* WHAT NEEDS TO BE DONE *
All of the data is to be printed exactly, though the images must be left off.

(Stored entries)
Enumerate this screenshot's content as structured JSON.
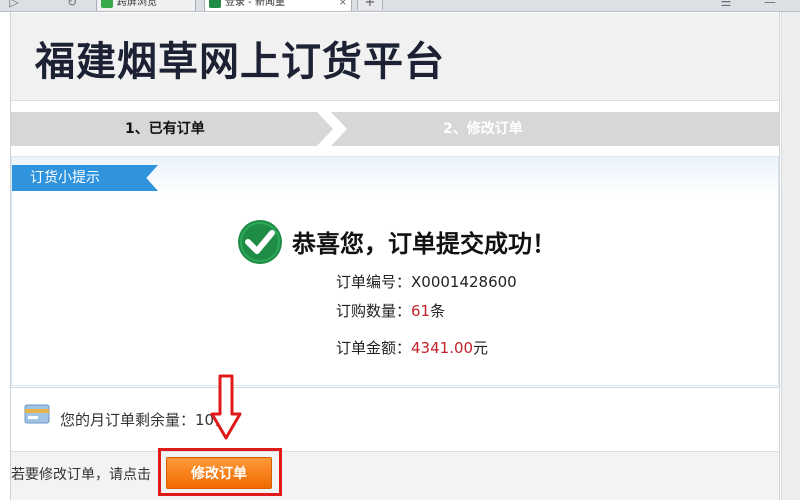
{
  "browser": {
    "tabs": [
      {
        "label": "跨屏浏览",
        "active": false
      },
      {
        "label": "登录 - 新闻量",
        "active": true
      }
    ],
    "new_tab_label": "+",
    "tab_close_glyph": "×"
  },
  "header": {
    "title": "福建烟草网上订货平台"
  },
  "steps": [
    {
      "label": "1、已有订单",
      "active": true
    },
    {
      "label": "2、修改订单",
      "active": false
    }
  ],
  "panel": {
    "tag": "订货小提示",
    "success_message": "恭喜您，订单提交成功！",
    "order_number_label": "订单编号：",
    "order_number": "X0001428600",
    "quantity_label": "订购数量：",
    "quantity_value": "61",
    "quantity_unit": "条",
    "amount_label": "订单金额：",
    "amount_value": "4341.00",
    "amount_unit": "元",
    "remaining_label": "您的月订单剩余量：",
    "remaining_value": "10",
    "remaining_unit": "条"
  },
  "footer": {
    "hint": "若要修改订单，请点击",
    "modify_button": "修改订单"
  },
  "colors": {
    "accent_blue": "#2f93dd",
    "success_green": "#1f8c45",
    "value_red": "#c0242a",
    "button_orange": "#f06a00",
    "highlight_red": "#e01a1a"
  },
  "icons": {
    "success": "check-circle-icon",
    "card": "card-icon",
    "arrow": "down-arrow-icon"
  }
}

* RESPONSE AREA *
Enumerate this screenshot's content as structured JSON.
{
  "browser": {
    "tabs": [
      {
        "label": "跨屏浏览",
        "active": false
      },
      {
        "label": "登录 - 新闻量",
        "active": true
      }
    ],
    "new_tab_label": "+",
    "tab_close_glyph": "×"
  },
  "header": {
    "title": "福建烟草网上订货平台"
  },
  "steps": [
    {
      "label": "1、已有订单",
      "active": true
    },
    {
      "label": "2、修改订单",
      "active": false
    }
  ],
  "panel": {
    "tag": "订货小提示",
    "success_message": "恭喜您，订单提交成功！",
    "order_number_label": "订单编号：",
    "order_number": "X0001428600",
    "quantity_label": "订购数量：",
    "quantity_value": "61",
    "quantity_unit": "条",
    "amount_label": "订单金额：",
    "amount_value": "4341.00",
    "amount_unit": "元",
    "remaining_label": "您的月订单剩余量：",
    "remaining_value": "10",
    "remaining_unit": "条"
  },
  "footer": {
    "hint": "若要修改订单，请点击",
    "modify_button": "修改订单"
  },
  "colors": {
    "accent_blue": "#2f93dd",
    "success_green": "#1f8c45",
    "value_red": "#c0242a",
    "button_orange": "#f06a00",
    "highlight_red": "#e01a1a"
  },
  "icons": {
    "success": "check-circle-icon",
    "card": "card-icon",
    "arrow": "down-arrow-icon"
  }
}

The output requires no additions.